REQUIREMENT: Check every line of the data for the word "informacji", and copy those that have it.

□ □ □

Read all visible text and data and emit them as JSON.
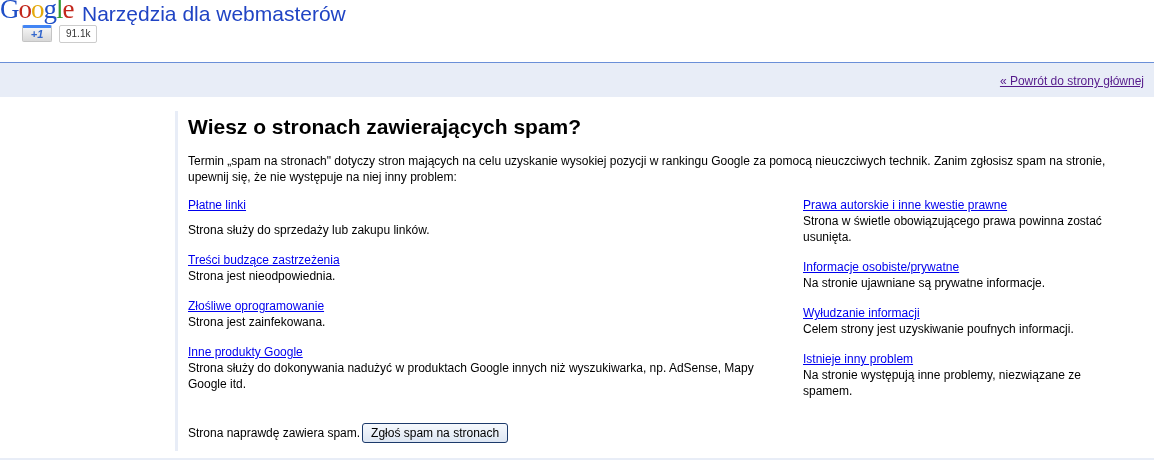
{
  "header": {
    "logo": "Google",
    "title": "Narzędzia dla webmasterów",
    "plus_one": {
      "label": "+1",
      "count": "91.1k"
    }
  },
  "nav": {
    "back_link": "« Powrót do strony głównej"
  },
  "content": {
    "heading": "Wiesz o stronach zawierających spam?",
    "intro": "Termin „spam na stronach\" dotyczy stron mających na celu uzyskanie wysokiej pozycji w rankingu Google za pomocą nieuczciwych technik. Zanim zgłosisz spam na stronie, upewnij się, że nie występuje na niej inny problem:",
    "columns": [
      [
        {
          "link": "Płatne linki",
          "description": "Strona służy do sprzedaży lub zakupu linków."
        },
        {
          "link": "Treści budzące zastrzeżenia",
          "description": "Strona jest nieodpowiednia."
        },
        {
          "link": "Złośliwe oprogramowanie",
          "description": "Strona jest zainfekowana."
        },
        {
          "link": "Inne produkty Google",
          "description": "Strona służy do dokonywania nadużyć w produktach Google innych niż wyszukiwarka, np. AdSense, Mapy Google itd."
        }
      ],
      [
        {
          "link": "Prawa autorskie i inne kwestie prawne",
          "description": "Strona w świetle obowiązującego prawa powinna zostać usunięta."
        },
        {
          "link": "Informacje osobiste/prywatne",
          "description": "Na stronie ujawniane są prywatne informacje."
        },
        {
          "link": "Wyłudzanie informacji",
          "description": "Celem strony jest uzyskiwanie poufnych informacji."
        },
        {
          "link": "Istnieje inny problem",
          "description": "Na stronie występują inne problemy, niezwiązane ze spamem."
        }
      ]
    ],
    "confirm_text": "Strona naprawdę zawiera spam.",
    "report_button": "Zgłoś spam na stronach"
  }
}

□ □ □

RESPONSE FOR THIS EXERCISE:
          "link": "Wyłudzanie informacji",
          "description": "Celem strony jest uzyskiwanie poufnych informacji."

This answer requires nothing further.